MaryAnn Ihejirika Marsh grew up hearing about Northwestern, where her father met the people who helped his wife and children escape war-torn Nigeria and find refuge in America. Soon after Marsh’s father, Christopher Ihejirika, left Nigeria in 1967 to study abroad, the Nigerian-Biafran War broke out in the region where his family lived. The war devastated the country, caused mass starvation and cut off all communication with the outside world. For more than two years, Ihejirika didn’t know if his wife and six children were alive or dead.

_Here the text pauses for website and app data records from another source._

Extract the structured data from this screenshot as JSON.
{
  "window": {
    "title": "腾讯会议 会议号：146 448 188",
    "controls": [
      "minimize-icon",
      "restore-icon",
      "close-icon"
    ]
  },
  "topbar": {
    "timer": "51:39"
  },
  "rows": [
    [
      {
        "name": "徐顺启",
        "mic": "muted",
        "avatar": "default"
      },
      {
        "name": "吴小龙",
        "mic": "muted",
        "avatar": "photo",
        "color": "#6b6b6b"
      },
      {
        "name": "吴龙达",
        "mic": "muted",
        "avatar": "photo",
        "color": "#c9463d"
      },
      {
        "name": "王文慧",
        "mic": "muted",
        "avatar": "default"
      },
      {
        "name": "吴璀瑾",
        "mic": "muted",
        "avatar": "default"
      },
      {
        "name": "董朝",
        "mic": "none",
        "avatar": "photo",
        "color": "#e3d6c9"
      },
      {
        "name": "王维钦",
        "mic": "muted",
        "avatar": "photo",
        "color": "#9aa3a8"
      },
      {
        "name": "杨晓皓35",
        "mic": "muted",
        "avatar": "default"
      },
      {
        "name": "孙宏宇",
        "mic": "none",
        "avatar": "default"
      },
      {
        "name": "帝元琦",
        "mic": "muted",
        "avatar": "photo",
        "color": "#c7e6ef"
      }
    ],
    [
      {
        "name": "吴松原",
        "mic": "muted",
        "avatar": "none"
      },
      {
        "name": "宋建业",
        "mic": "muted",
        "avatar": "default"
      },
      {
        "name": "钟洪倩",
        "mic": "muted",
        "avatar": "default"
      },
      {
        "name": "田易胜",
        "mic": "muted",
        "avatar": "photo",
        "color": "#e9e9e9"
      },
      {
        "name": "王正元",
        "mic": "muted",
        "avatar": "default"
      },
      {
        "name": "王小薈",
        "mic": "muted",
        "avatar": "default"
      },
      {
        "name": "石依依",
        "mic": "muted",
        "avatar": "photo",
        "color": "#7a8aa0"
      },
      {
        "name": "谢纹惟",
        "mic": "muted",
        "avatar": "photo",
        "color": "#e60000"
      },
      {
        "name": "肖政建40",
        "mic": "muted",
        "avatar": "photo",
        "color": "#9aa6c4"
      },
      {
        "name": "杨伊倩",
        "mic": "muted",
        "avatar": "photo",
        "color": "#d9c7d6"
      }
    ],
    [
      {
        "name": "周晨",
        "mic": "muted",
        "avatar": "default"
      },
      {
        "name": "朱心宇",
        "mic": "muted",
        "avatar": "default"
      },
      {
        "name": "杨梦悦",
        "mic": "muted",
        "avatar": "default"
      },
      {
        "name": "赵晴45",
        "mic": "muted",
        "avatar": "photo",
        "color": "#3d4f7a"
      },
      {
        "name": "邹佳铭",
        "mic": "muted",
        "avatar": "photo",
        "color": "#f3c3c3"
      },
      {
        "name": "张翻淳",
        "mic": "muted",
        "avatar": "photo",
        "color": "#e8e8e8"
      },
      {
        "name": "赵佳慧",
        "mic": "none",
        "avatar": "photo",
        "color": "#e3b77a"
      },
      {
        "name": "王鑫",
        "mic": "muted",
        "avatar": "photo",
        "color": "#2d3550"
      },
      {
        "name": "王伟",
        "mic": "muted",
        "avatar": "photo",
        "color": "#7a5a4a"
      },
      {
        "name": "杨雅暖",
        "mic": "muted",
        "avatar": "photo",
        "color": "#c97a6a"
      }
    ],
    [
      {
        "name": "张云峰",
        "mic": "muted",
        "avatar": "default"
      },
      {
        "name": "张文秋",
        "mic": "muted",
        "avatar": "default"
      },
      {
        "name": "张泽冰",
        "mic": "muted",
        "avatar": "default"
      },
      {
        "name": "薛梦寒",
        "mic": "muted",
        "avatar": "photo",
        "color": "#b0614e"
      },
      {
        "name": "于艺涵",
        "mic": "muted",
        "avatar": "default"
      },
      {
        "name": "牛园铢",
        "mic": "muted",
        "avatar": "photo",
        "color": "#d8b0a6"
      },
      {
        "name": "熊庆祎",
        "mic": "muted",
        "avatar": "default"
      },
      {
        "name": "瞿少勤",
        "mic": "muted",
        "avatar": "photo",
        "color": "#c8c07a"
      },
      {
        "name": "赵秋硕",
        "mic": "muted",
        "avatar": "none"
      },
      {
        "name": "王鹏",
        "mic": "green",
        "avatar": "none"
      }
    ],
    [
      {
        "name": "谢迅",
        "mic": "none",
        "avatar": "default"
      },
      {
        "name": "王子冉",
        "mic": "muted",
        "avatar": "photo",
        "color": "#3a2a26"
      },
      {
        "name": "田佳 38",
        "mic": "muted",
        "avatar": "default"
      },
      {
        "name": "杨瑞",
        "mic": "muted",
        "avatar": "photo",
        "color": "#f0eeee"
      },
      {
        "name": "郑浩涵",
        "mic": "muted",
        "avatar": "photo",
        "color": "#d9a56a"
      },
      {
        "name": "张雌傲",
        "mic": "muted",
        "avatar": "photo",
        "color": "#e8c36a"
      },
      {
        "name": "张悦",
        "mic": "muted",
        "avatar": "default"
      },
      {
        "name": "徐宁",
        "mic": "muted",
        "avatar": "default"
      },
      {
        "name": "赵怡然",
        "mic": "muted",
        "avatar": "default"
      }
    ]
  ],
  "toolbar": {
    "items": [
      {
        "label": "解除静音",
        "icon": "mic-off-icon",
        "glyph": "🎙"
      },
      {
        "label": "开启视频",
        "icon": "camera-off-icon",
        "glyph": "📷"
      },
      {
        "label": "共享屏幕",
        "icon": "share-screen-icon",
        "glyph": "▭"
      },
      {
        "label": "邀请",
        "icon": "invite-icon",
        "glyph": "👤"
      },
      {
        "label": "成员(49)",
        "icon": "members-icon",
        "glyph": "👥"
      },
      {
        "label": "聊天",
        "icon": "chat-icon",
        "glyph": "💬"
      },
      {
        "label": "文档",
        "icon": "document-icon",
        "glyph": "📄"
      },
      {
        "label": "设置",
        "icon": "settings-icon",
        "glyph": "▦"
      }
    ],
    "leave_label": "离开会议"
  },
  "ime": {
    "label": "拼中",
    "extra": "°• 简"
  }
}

Since returning home was not an option, Ihejirika accepted a scholarship to study finance at Northwestern. When Peter Dietz of Northwestern’s School of Business (now the Kellogg School of Management) learned about Ihejirika’s family, he enlisted the help of friends, church congregations and local politicians to locate them. In June 1969 the Ihejirika family was finally reunited in Chicago. Marsh, a Chicago-based real estate broker and entrepreneur, says if it hadn’t been for her father’s experience at Northwestern, she might not be here today. Now, as the president of the Northwestern University Black Alumni Association and a member of the Northwestern University Leadership Circle (NULC) Chicago Regional Board, Marsh says she owes the University as much as she can give.
Why did you apply to Northwestern?
My father always emphasized that education was the only way to elevate our people and our culture — it was everything to him. Northwestern has a special place in our hearts and in our family’s history. I was determined to go there and make my father proud. My brother, Francis Ihejirika ’83, and sister, Maudlyne Ihejirika ’87 MS (who chronicled the family’s experiences in Escape from Nigeria: A Memoir of Faith, Love and War), also attended.
You studied economics at Northwestern. What inspired your entrepreneurial spirit?
I definitely got that from my mother. Shortly after arriving in America, she started working as a seamstress. She capitalized on the Afrocentric movement of the 1970s by selling her African designs on State Street in Chicago. She did really well. After Northwestern, I knew I wanted to be my own boss, so I started an import-export business — selling American blue jeans in Europe — before opening an art gallery in Chicago. Then I met my husband, Reginald Marsh, and moved to Cleveland. When we returned to Illinois, I embarked on a career in real estate. Then, in 2006, my husband and I opened M Lounge, our South Loop jazz club.
What are your top priorities for NUBAA?
We want to create a liaison with the Black student population so we can communicate more with the students. Our members give predominantly to the NUBAA Promise and Achievement Scholarships, and my priority is to make sure that Black students know about NUBAA and what our organization is doing to support them. Secondly, I want to create a professional network so that if you are in a city like Miami, and you want to support a business owned by a NUBAA member, you can do that. Or if you move to Chicago and don’t know anyone, you have a network of NUBAA members to reach out to. And, of course, we want to have fun too!